- Opening Delimiter -

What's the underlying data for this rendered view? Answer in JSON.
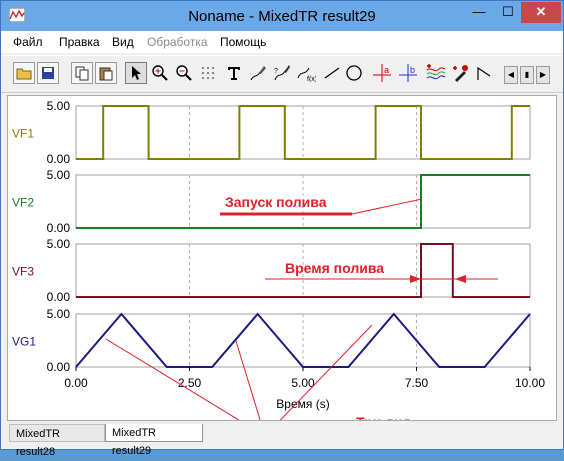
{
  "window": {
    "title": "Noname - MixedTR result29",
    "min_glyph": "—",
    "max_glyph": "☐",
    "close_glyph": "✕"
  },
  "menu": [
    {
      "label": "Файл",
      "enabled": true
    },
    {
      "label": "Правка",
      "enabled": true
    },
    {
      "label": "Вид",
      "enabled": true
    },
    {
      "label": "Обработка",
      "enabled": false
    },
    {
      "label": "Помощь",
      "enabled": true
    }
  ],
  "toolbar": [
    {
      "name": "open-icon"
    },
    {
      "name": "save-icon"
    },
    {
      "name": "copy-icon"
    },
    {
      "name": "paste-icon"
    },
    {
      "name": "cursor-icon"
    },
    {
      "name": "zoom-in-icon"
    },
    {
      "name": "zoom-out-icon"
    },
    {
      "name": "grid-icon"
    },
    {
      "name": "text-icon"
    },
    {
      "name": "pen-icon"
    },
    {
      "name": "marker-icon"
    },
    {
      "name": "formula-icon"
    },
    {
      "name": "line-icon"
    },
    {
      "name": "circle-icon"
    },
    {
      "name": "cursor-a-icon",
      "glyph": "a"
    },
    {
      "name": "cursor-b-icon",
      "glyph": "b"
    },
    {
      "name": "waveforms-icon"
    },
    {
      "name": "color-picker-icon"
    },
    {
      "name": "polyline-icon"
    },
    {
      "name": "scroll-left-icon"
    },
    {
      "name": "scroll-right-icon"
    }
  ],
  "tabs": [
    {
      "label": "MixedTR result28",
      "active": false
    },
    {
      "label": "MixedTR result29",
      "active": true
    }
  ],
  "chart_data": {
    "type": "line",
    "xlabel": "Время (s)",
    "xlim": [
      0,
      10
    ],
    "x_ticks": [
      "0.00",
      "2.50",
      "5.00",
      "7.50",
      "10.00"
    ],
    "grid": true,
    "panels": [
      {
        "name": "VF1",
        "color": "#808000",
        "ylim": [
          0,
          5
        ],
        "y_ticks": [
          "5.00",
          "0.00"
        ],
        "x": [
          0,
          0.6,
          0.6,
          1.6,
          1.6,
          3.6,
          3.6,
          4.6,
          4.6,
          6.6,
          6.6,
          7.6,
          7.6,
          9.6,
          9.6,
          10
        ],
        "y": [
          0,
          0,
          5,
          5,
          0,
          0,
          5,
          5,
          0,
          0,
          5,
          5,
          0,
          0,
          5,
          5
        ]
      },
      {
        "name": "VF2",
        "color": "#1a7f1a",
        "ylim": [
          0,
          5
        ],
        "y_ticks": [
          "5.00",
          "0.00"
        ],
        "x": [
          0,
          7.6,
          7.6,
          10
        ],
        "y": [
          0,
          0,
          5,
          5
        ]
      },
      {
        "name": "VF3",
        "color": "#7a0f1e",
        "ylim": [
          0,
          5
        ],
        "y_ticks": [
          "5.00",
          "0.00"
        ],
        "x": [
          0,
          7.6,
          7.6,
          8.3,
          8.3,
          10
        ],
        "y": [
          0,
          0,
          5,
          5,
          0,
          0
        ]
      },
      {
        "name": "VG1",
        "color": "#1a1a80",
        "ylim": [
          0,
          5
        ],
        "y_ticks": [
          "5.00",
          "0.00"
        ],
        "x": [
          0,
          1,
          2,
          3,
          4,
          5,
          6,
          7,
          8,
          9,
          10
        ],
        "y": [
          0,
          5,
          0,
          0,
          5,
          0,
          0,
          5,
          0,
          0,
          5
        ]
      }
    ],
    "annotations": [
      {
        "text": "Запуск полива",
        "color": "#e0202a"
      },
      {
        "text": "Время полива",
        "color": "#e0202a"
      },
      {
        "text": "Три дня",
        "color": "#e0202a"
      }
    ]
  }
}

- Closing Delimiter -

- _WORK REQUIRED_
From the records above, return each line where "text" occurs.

- _TASK RESPONSE_
      "name": "text-icon"
        "text": "Запуск полива",
        "text": "Время полива",
        "text": "Три дня",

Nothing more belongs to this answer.